YOUR OBJECTIVE
Wherever the word "JSON" turns up in a line of the entries, copy that line.
########
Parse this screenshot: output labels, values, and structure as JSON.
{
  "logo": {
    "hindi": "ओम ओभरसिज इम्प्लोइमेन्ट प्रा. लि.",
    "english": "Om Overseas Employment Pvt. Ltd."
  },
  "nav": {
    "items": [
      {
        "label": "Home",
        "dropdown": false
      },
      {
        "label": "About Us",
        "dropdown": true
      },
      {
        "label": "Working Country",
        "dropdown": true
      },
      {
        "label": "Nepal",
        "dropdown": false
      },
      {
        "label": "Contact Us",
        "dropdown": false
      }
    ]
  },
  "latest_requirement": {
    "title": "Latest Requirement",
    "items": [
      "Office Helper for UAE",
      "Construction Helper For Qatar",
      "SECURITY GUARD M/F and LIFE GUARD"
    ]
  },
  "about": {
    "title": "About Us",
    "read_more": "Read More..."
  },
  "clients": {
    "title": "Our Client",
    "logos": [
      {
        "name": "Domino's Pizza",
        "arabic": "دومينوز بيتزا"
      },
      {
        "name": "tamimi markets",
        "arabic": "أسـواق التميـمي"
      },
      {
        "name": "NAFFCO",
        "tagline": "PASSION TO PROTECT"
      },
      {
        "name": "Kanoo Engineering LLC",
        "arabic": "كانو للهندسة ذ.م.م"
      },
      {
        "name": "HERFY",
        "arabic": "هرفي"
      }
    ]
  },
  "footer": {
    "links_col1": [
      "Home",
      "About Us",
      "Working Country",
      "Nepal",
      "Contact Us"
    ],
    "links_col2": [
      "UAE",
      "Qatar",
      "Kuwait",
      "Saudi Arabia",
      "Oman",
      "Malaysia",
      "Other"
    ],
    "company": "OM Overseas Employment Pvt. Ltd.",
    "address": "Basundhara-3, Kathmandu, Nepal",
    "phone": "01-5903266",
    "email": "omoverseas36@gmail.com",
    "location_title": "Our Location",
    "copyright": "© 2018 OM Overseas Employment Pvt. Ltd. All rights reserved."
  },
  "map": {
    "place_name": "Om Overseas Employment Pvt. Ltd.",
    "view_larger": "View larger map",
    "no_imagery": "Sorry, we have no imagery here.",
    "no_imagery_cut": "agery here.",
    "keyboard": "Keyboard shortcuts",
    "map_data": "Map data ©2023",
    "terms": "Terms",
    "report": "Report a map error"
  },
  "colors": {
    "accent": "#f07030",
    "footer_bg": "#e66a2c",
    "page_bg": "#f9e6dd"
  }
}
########
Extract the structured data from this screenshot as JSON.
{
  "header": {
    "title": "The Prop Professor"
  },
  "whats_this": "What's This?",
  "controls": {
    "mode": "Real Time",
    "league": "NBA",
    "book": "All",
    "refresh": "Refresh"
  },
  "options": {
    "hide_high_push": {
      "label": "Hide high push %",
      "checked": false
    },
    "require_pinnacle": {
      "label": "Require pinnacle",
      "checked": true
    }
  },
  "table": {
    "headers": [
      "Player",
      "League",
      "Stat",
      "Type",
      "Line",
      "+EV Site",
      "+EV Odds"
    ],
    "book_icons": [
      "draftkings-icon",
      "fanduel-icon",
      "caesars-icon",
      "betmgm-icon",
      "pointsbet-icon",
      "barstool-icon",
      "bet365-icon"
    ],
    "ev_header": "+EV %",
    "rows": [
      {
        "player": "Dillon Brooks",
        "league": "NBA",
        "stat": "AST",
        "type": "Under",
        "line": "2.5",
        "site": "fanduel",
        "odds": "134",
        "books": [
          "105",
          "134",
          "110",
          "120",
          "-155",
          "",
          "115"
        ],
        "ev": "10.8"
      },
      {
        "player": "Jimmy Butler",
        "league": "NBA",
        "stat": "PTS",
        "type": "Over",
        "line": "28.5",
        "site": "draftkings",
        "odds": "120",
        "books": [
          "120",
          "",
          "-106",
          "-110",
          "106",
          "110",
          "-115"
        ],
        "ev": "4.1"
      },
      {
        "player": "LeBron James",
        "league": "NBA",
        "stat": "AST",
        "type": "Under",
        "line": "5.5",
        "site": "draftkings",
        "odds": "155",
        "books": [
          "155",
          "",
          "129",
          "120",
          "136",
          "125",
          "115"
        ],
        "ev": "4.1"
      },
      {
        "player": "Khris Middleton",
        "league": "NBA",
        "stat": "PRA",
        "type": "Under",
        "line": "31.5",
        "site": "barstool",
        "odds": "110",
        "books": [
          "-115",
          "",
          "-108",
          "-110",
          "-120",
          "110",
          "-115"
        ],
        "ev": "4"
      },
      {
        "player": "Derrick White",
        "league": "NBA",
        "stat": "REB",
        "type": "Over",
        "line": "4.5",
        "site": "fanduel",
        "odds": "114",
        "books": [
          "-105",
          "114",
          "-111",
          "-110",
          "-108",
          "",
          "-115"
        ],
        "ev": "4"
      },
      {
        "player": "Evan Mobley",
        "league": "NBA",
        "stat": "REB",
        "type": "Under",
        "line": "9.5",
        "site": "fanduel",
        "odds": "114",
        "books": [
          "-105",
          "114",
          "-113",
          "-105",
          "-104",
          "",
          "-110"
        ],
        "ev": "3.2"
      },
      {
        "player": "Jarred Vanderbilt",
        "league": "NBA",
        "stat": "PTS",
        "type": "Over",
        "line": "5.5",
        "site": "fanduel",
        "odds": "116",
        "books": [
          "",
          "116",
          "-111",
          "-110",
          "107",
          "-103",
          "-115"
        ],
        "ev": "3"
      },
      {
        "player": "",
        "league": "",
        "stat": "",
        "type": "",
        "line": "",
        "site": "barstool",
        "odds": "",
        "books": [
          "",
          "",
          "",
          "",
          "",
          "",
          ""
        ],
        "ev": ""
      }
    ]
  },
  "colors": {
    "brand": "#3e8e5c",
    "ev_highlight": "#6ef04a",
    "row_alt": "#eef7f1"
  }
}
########
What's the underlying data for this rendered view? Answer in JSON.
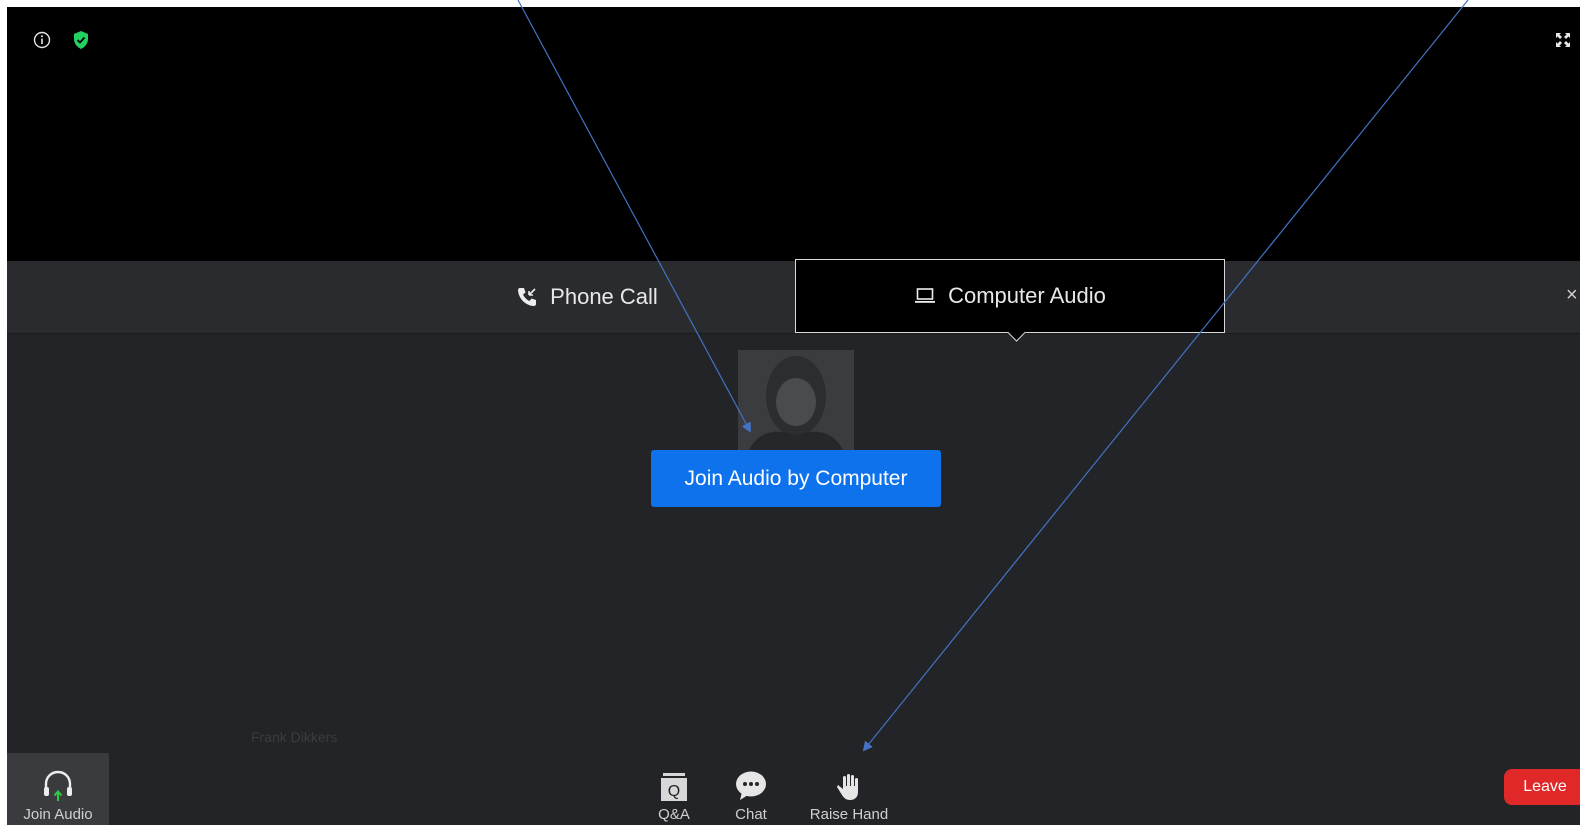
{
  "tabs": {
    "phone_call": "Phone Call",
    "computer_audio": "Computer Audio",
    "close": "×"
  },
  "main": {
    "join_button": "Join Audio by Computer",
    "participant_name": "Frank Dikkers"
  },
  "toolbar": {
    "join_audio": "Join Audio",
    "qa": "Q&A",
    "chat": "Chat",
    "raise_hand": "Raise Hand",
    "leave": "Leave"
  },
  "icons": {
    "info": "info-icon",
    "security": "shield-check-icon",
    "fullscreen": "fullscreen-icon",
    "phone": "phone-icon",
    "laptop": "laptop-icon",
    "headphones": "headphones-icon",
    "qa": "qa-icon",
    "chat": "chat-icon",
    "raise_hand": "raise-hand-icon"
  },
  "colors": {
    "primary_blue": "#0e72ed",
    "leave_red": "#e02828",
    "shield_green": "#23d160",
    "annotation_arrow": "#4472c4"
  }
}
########
REPLY
Parse this screenshot: output labels, values, and structure as JSON.
Extract the structured data from this screenshot as JSON.
What's the underlying data for this rendered view? Answer in JSON.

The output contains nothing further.